Why are my Salix matsudana ‘Tortuosa’ leaves drooping or wilting ?
This typically occurs when your Salix matsudana ‘Tortuosa’ gets dehydrated. Large plants are more at risk since they naturally require more water than smaller plants.
Whether your Salix matsudana ‘Tortuosa’ plant’s pot appears light, the soil and roots are likely fairly dry and need water, so you can readily tell if it needs to be hydrated.
If the soil in the container is completely dry, you must first moisten it to guarantee that your plant’s roots absorb the benefits of the water. One common mistake is to drown the Corkscrew willow right away after a dry time because you think it needs a lot of water.
This is true, but the easiest way to end it is to give too much water at once. Instead, you should water the soil properly, returning to a peaceful watering rhythm.
Caring Tips for Salix matsudana ‘Tortuosa’

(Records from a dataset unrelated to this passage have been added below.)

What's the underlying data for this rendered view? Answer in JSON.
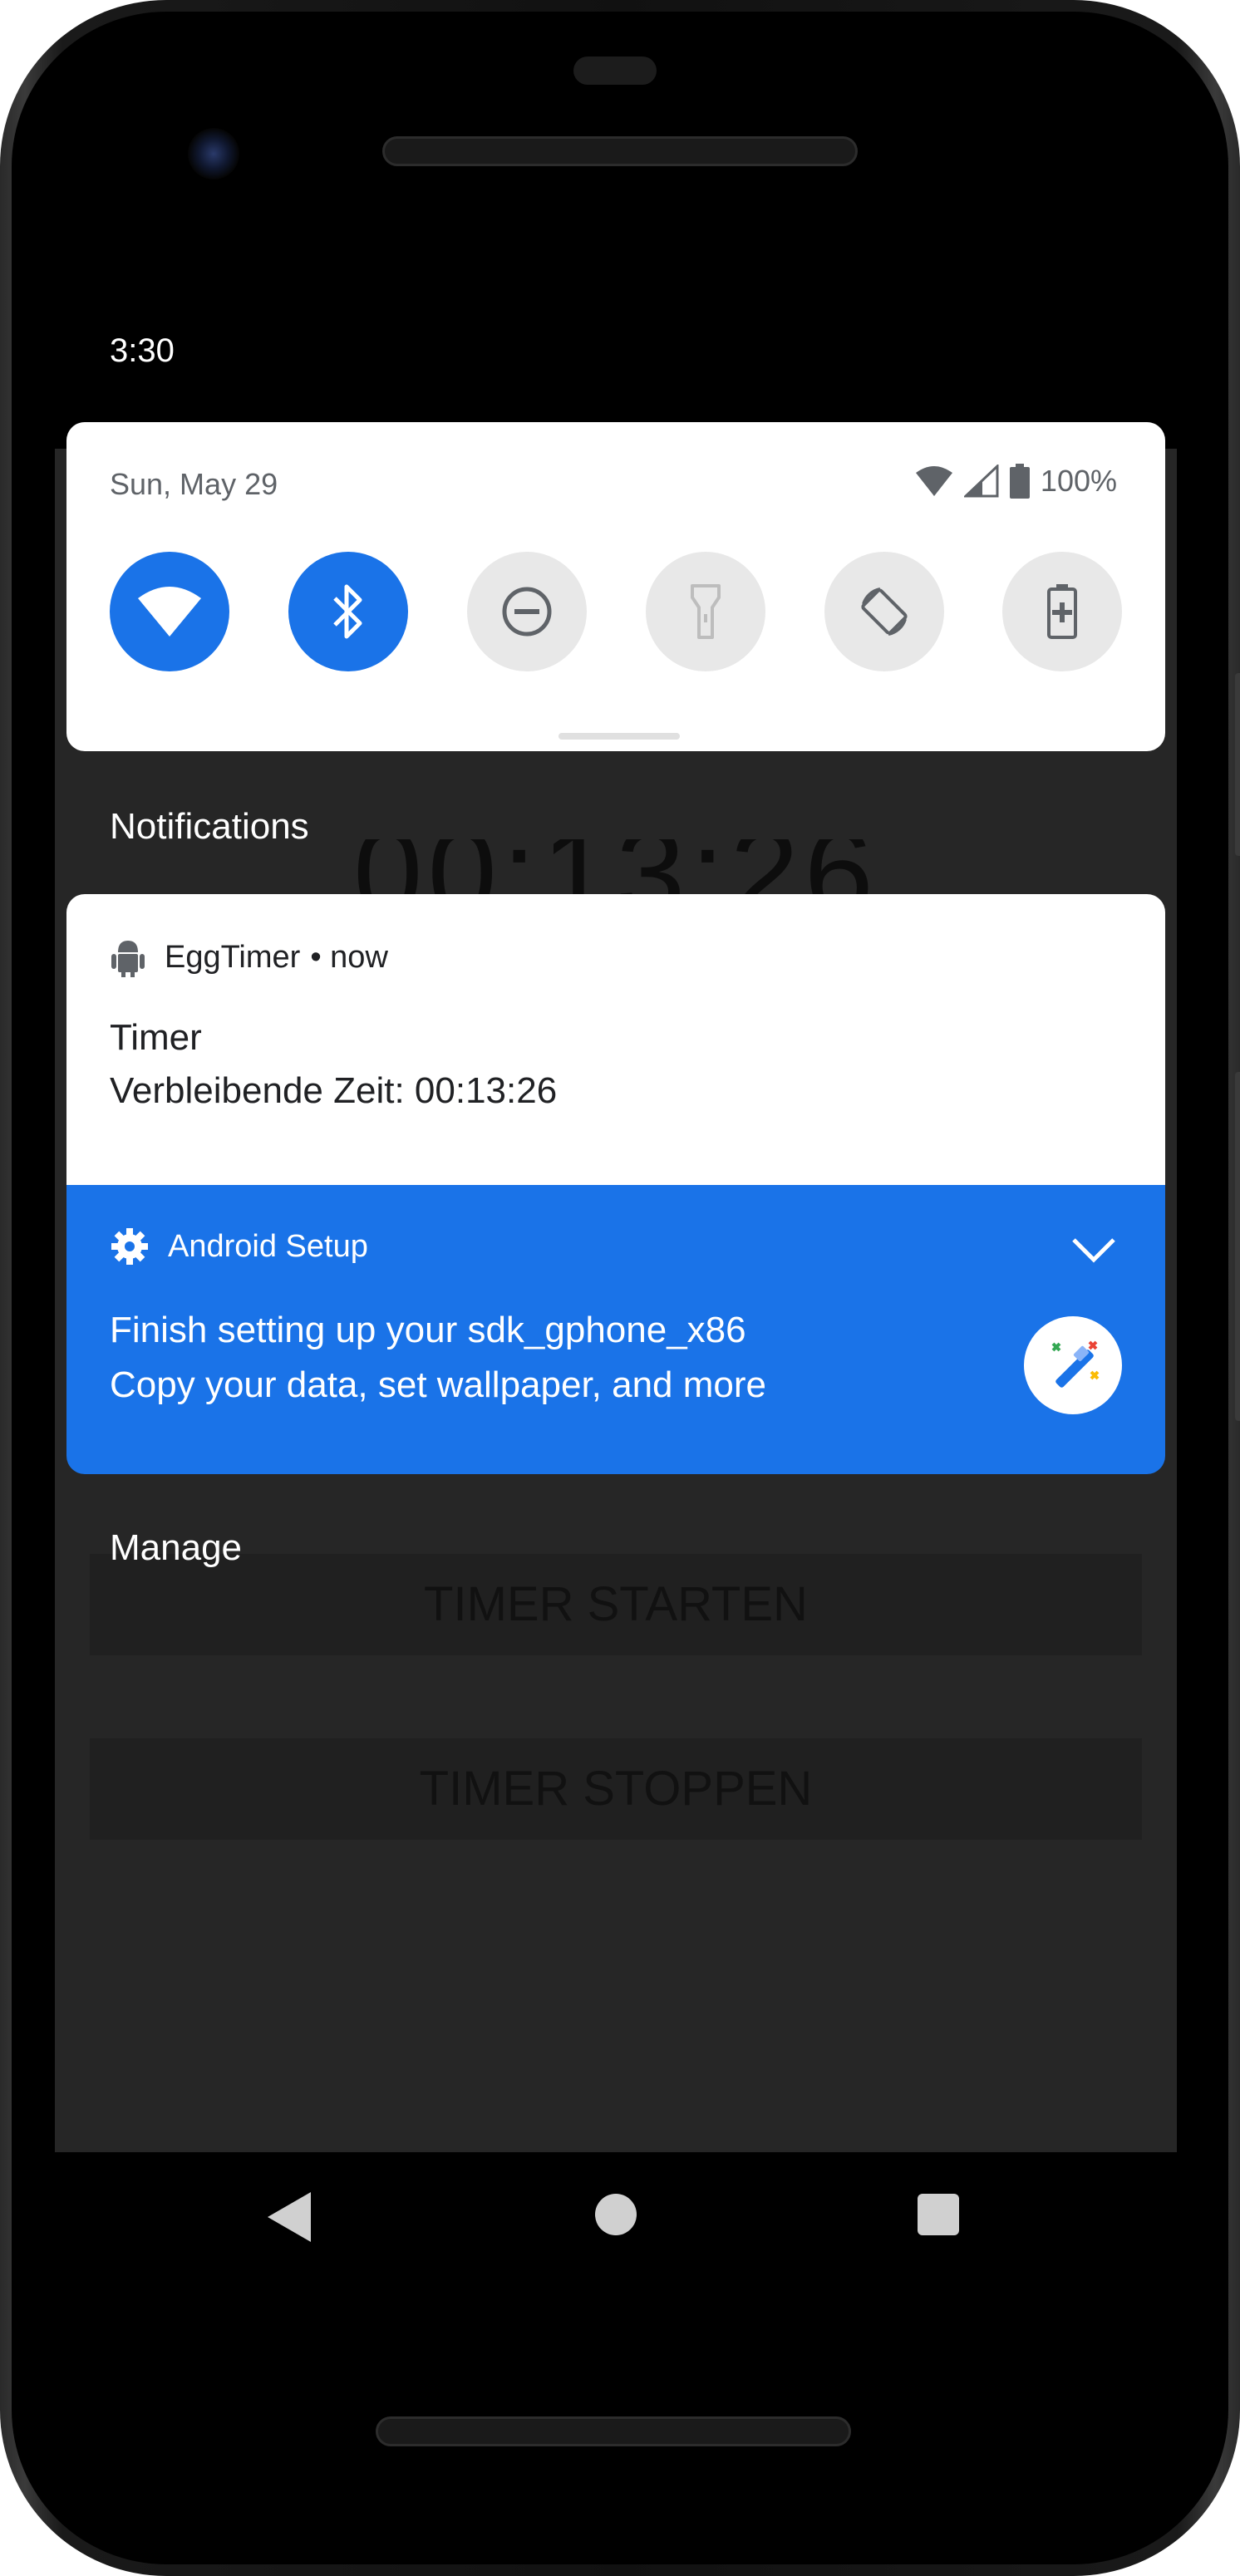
{
  "status_bar": {
    "time": "3:30"
  },
  "quick_settings": {
    "date": "Sun, May 29",
    "battery": "100%",
    "tiles": [
      {
        "name": "wifi",
        "state": "on"
      },
      {
        "name": "bluetooth",
        "state": "on"
      },
      {
        "name": "do-not-disturb",
        "state": "off"
      },
      {
        "name": "flashlight",
        "state": "off"
      },
      {
        "name": "auto-rotate",
        "state": "off"
      },
      {
        "name": "battery-saver",
        "state": "off"
      }
    ]
  },
  "notifications": {
    "header": "Notifications",
    "items": [
      {
        "app": "EggTimer",
        "time": "• now",
        "title": "Timer",
        "text": "Verbleibende Zeit: 00:13:26"
      },
      {
        "app": "Android Setup",
        "title": "Finish setting up your sdk_gphone_x86",
        "text": "Copy your data, set wallpaper, and more"
      }
    ],
    "manage": "Manage"
  },
  "background_app": {
    "time": "00:13:26",
    "start_button": "TIMER STARTEN",
    "stop_button": "TIMER STOPPEN"
  },
  "colors": {
    "accent": "#1a73e8",
    "panel": "#ffffff",
    "scrim": "#262626"
  }
}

Water is necessary for your plant to live, but timing and amount of watering must be balanced. Overwatering could have disastrous effects on your own name, as we already mentioned.
Touching the soil will let you know whether your plant needs water or not; if it still feels damp, it’s generally best to wait a few more days.
Always keep temperatures stable
Maintaining a consistent temperature for your Salix matsudana ‘Tortuosa’ is also a good idea, especially if it is kept indoors. At GreenShack, we typically advise reserving a temperature between 65 and 85 degrees F. Of course, avoid positioning your Salix matsudana ‘Tortuosa’ close to air conditioners, radiators, or other sources of hot or cold air.
Keep your Corkscrew willow Dust-Free
This one relates to indoor plants. Just like your furniture, dust collects on the leaves of your indoor plants. The issue is that this can block the photosynthesis process from starting, which would cause the plants to gradually lose their color.
This would be a true journey into hell for your Corkscrew willow and would also satisfy the pests.
To remove the dust from the leaves of your plant, take a microfiber cloth and gently rub the leaves. You can wet the cloth to make it easier to remove the dust, but never use corrosive products (such as rubbing alcohol!)
Keep drainage in mind
If you tend to overwater, you need to pay attention to your drainage, and we advise choosing a saucer and a pot with drainage holes if they are not already there.
If your pots don’t already have holes in them, you can add volcanic rocks (or any other pebbles with holes) to the bottom of your pot in the meantime. This will assist in creating a channel and keep the water from pooling there for an extended period of time, protecting the roots from decay.